[[ TASK INPUTS open ]]

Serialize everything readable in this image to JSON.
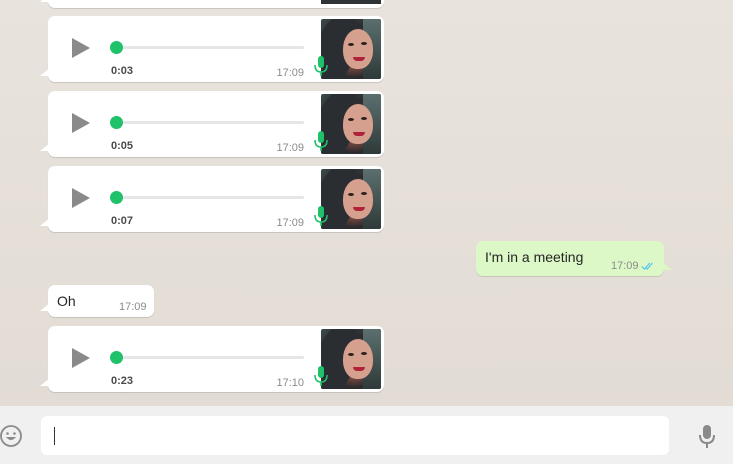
{
  "colors": {
    "chat_bg": "#e5ddd5",
    "incoming_bubble": "#ffffff",
    "outgoing_bubble": "#dcf8c6",
    "progress_knob": "#1fc26a",
    "mic_icon": "#1fc26a",
    "read_ticks": "#4fc3f7"
  },
  "messages": [
    {
      "type": "voice",
      "duration": "0:03",
      "time": "17:09",
      "progress": 0
    },
    {
      "type": "voice",
      "duration": "0:05",
      "time": "17:09",
      "progress": 0
    },
    {
      "type": "voice",
      "duration": "0:07",
      "time": "17:09",
      "progress": 0
    },
    {
      "type": "text",
      "direction": "out",
      "text": "I'm in a meeting",
      "time": "17:09",
      "status_icon": "double-check-icon"
    },
    {
      "type": "text",
      "direction": "in",
      "text": "Oh",
      "time": "17:09"
    },
    {
      "type": "voice",
      "duration": "0:23",
      "time": "17:10",
      "progress": 0
    }
  ],
  "composer": {
    "emoji_icon": "smiley-icon",
    "input_value": "",
    "mic_icon": "microphone-icon"
  }
}
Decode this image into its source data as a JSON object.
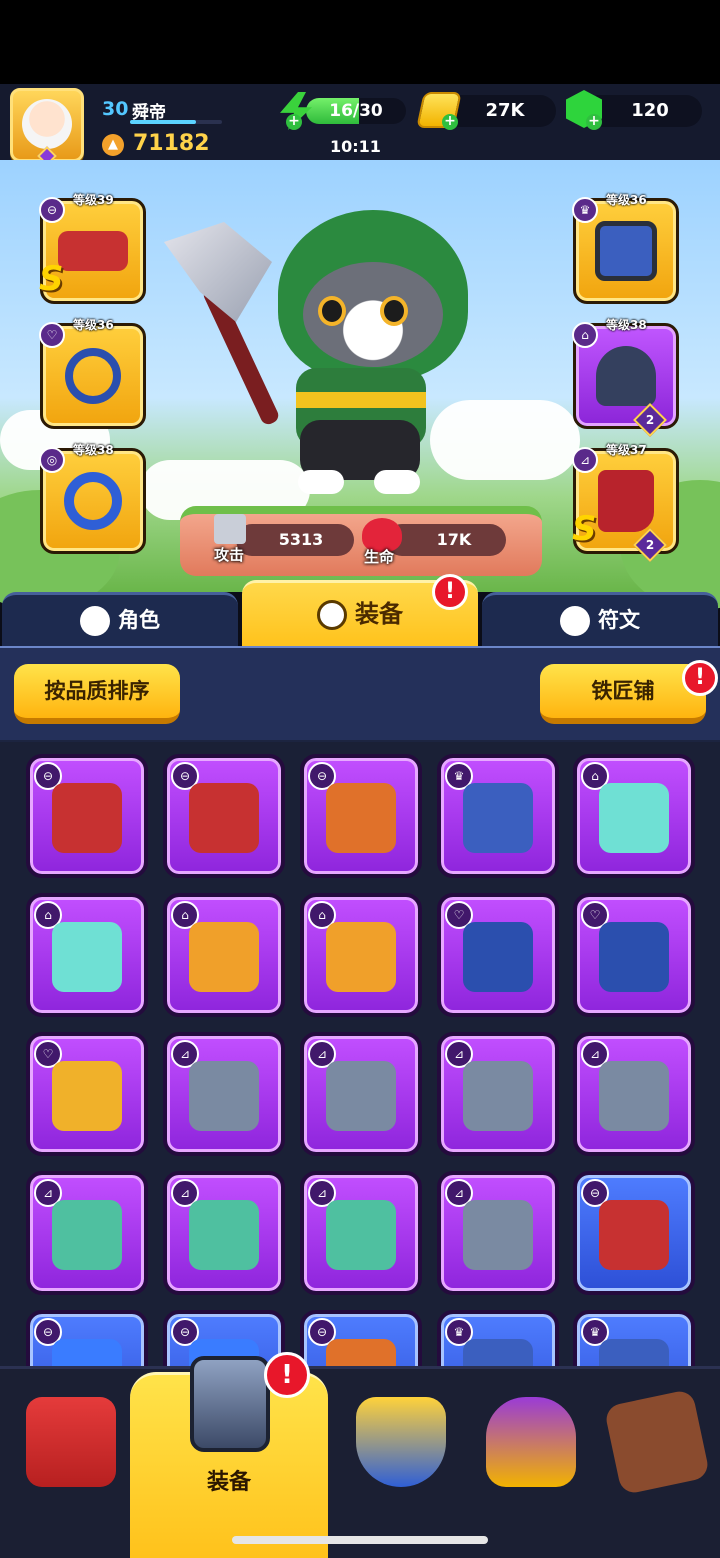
{
  "player": {
    "level": "30",
    "name": "舜帝",
    "xp_fraction": 0.72,
    "power": "71182"
  },
  "resources": {
    "energy": "16/30",
    "energy_fraction": 0.53,
    "energy_timer": "10:11",
    "coins": "27K",
    "gems": "120"
  },
  "equipped": {
    "left": [
      {
        "level": "等级39",
        "type": "bow",
        "grade": "S",
        "rarity": "gold"
      },
      {
        "level": "等级36",
        "type": "amulet",
        "rarity": "gold"
      },
      {
        "level": "等级38",
        "type": "ring",
        "rarity": "gold"
      }
    ],
    "right": [
      {
        "level": "等级36",
        "type": "armor",
        "rarity": "gold"
      },
      {
        "level": "等级38",
        "type": "helmet",
        "stars": "2",
        "rarity": "purple"
      },
      {
        "level": "等级37",
        "type": "boots",
        "grade": "S",
        "stars": "2",
        "rarity": "gold"
      }
    ]
  },
  "stats": {
    "attack_label": "攻击",
    "attack": "5313",
    "hp_label": "生命",
    "hp": "17K"
  },
  "tabs": [
    {
      "label": "角色"
    },
    {
      "label": "装备",
      "badge": "!"
    },
    {
      "label": "符文"
    }
  ],
  "actions": {
    "sort_label": "按品质排序",
    "smith_label": "铁匠铺",
    "smith_badge": "!"
  },
  "inventory": [
    {
      "item": "bow",
      "rarity": "purple"
    },
    {
      "item": "bow",
      "rarity": "purple"
    },
    {
      "item": "weapon",
      "rarity": "purple"
    },
    {
      "item": "armor",
      "rarity": "purple"
    },
    {
      "item": "crown",
      "rarity": "purple"
    },
    {
      "item": "crown",
      "rarity": "purple"
    },
    {
      "item": "helmet",
      "rarity": "purple"
    },
    {
      "item": "helmet",
      "rarity": "purple"
    },
    {
      "item": "amulet",
      "rarity": "purple"
    },
    {
      "item": "amulet",
      "rarity": "purple"
    },
    {
      "item": "bracelet",
      "rarity": "purple"
    },
    {
      "item": "boots",
      "rarity": "purple"
    },
    {
      "item": "boots",
      "rarity": "purple"
    },
    {
      "item": "boots",
      "rarity": "purple"
    },
    {
      "item": "boots",
      "rarity": "purple"
    },
    {
      "item": "shoes",
      "rarity": "purple"
    },
    {
      "item": "shoes",
      "rarity": "purple"
    },
    {
      "item": "shoes",
      "rarity": "purple"
    },
    {
      "item": "boots",
      "rarity": "purple"
    },
    {
      "item": "bow",
      "rarity": "blue"
    },
    {
      "item": "staff",
      "rarity": "blue"
    },
    {
      "item": "staff",
      "rarity": "blue"
    },
    {
      "item": "weapon",
      "rarity": "blue"
    },
    {
      "item": "armor",
      "rarity": "blue"
    },
    {
      "item": "armor",
      "rarity": "blue"
    }
  ],
  "bottom_nav": [
    {
      "name": "shop"
    },
    {
      "name": "equipment",
      "label": "装备",
      "badge": "!"
    },
    {
      "name": "shield"
    },
    {
      "name": "trophy"
    },
    {
      "name": "board"
    }
  ],
  "colors": {
    "gold": "#ffc21b",
    "purple": "#a63cf0",
    "blue": "#3e66ef",
    "panel": "#1c2440"
  }
}
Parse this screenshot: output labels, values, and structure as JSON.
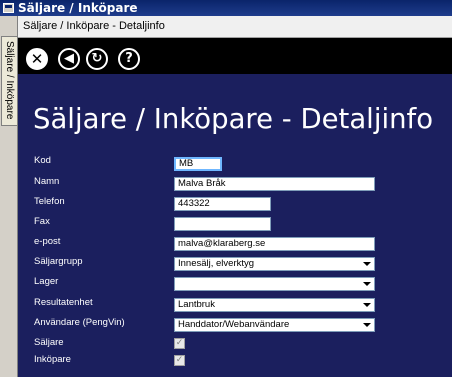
{
  "window": {
    "title": "Säljare / Inköpare"
  },
  "side_tab": {
    "label": "Säljare / Inköpare"
  },
  "document": {
    "header": "Säljare / Inköpare - Detaljinfo"
  },
  "toolbar": {
    "close_glyph": "✕",
    "back_glyph": "◀",
    "refresh_glyph": "↻",
    "help_glyph": "?"
  },
  "form": {
    "title": "Säljare / Inköpare - Detaljinfo",
    "fields": {
      "kod": {
        "label": "Kod",
        "value": "MB"
      },
      "namn": {
        "label": "Namn",
        "value": "Malva Bråk"
      },
      "telefon": {
        "label": "Telefon",
        "value": "443322"
      },
      "fax": {
        "label": "Fax",
        "value": ""
      },
      "epost": {
        "label": "e-post",
        "value": "malva@klaraberg.se"
      },
      "saljargrupp": {
        "label": "Säljargrupp",
        "value": "Innesälj, elverktyg"
      },
      "lager": {
        "label": "Lager",
        "value": ""
      },
      "resultatenhet": {
        "label": "Resultatenhet",
        "value": "Lantbruk"
      },
      "anvandare": {
        "label": "Användare (PengVin)",
        "value": "Handdator/Webanvändare"
      },
      "saljare": {
        "label": "Säljare",
        "checked": true,
        "glyph": "✓"
      },
      "inkopare": {
        "label": "Inköpare",
        "checked": true,
        "glyph": "✓"
      }
    }
  },
  "colors": {
    "content_bg": "#1b1f5e",
    "toolbar_bg": "#000000",
    "titlebar_bg": "#0a246a",
    "focus_border": "#6fb7ff"
  }
}
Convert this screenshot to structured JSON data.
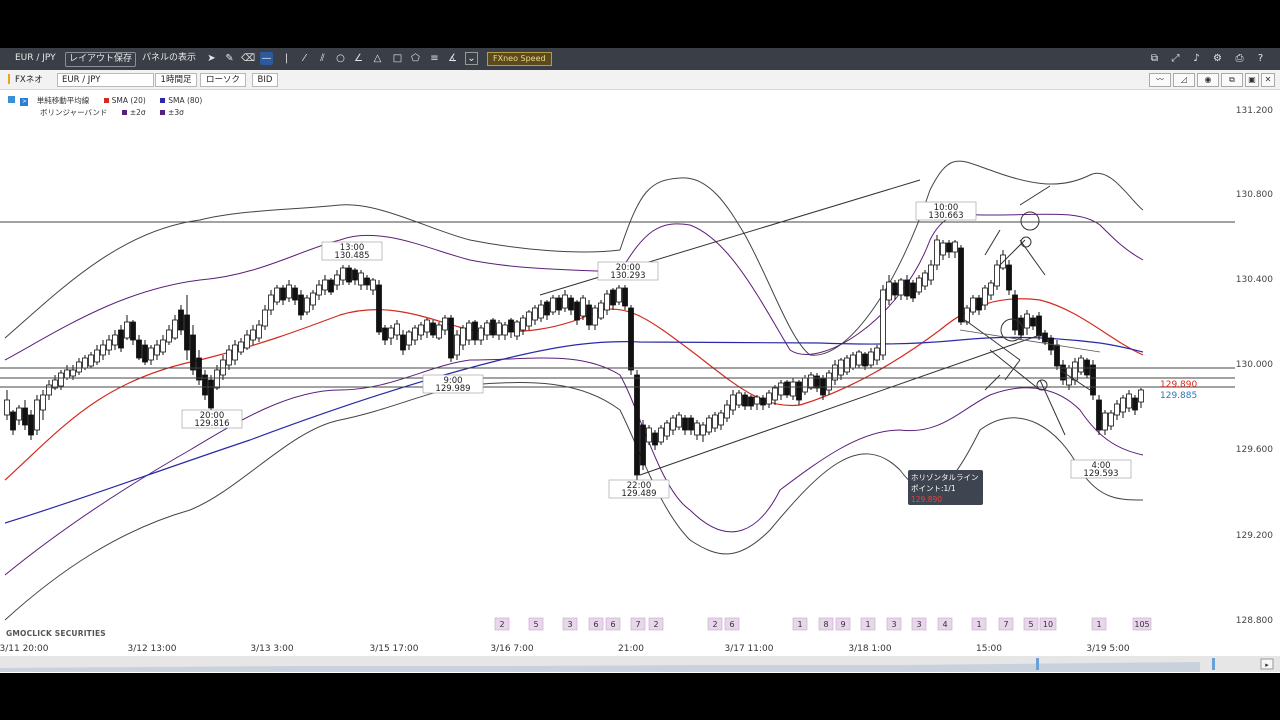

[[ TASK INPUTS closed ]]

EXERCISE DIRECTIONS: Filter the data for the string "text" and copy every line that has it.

WRITTEN SOLUTION:
      "type": "text",
      "text": "I'm in a meeting",
      "type": "text",
      "text": "Oh",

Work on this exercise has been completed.